- Understanding Solid Objects
- Understanding Sketching Techniques
- 3.1 Technique of Lines
- 3.2 Sketching Straight Lines
- 3.3 Sketching Circles, Arcs, and Ellipses
- 3.4 Maintaining Proportions
- 3.5 One-View Drawings
- 3.6 Pictorial Sketching
- 3.7 Projection Methods
- 3.8 Axonometric Projection
- 3.9 Isometric Projection
- 3.10 Isometric Drawings
- 3.11 Making an Isometric Drawing
- 3.12 Offset Location Measurements
- 3.13 Hidden Lines and Centerlines
- 3.14 Angles in Isometric
- 3.15 Irregular Objects
- 3.16 Curves in Isometric
- 3.17 True Ellipses in Isometric
- 3.18 Orienting Ellipses in Isometric Drawings
- 3.19 Drawing Isometric Cylinders
- 3.20 Screw Threads in Isometric
- 3.21 Arcs in Isometric
- 3.22 spheres in Isometric
- 3.23 Oblique Sketches
- 3.24 Length of Receding Lines
- 3.25 Choice of Position in Oblique Drawings
- 3.26 Ellipses for Oblique Drawings
- 3.27 Angles in Oblique Projection
- 3.28 Sketching Assemblies
- 3.29 Sketching Perspectives
- 3.30 Curves and Circles in Perspective
- 3.31 Shading
- 3.32 Computer Graphics
- 3.33 Drawing on Drawing
- Key Words
- Chapter Summary
- Worksheets
- Review Questions
- Sketching Exercises

## 3.27 Angles in Oblique Projection

When an angle that is specified in degrees lies in a receding plane, convert the angle into linear measurements to draw the angle in an oblique drawing. Figure 3.65a shows a drawing with an angle of 30° specified.

**3.65** Angles In Oblique Projection

To draw the angle in the oblique drawing, you will need to know distance X. The distance from point A to point B is given as 32 mm. This can be measured directly in the cavalier drawing (Figure 3.65b). Find distance X by drawing the right triangle ABC (Figure 3.65c) using the dimensions given, which is quick and easy using CAD.

You can also use a mathematical solution to find the length of the side: The length of the opposite side equals the tangent of the angle times the length of the adjacent side. In this case, the length of the opposite side, X, is about 18.5 mm. Draw the angle in the cavalier drawing using the found distance.
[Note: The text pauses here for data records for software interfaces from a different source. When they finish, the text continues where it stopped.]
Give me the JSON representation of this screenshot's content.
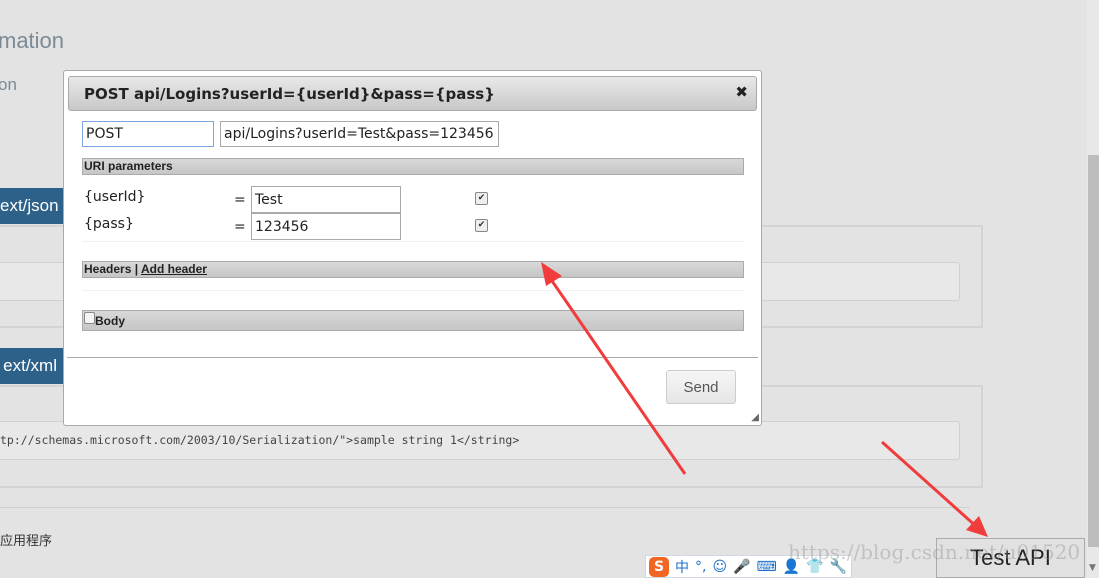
{
  "background": {
    "heading": "mation",
    "subheading": "on",
    "tab_json": "ext/json",
    "tab_xml": "ext/xml",
    "xml_sample": "tp://schemas.microsoft.com/2003/10/Serialization/\">sample string 1</string>",
    "footer_text": "应用程序"
  },
  "dialog": {
    "title": "POST api/Logins?userId={userId}&pass={pass}",
    "close_icon": "✖",
    "method": "POST",
    "url": "api/Logins?userId=Test&pass=123456",
    "uri_parameters_label": "URI parameters",
    "params": [
      {
        "name": "{userId}",
        "eq": "=",
        "value": "Test",
        "checked": true
      },
      {
        "name": "{pass}",
        "eq": "=",
        "value": "123456",
        "checked": true
      }
    ],
    "headers_label": "Headers",
    "separator": "|",
    "add_header_label": "Add header",
    "body_label": "Body",
    "send_label": "Send"
  },
  "test_api_label": "Test API",
  "ime": {
    "logo": "S",
    "items": [
      "中",
      "°,",
      "☺",
      "🎤",
      "⌨",
      "👤",
      "👕",
      "🔧"
    ]
  },
  "watermark": "https://blog.csdn.net/u01520",
  "colors": {
    "accent_tab": "#2e6189",
    "arrow": "#f03c3c",
    "ime": "#1e6fc8"
  }
}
Remember that all receding dimensions must be reduced to match the scale of the receding axis. In the cabinet drawing in Figure 3.65c, the distance BC must be half the side BC of the right triangle in Figure 3.65c.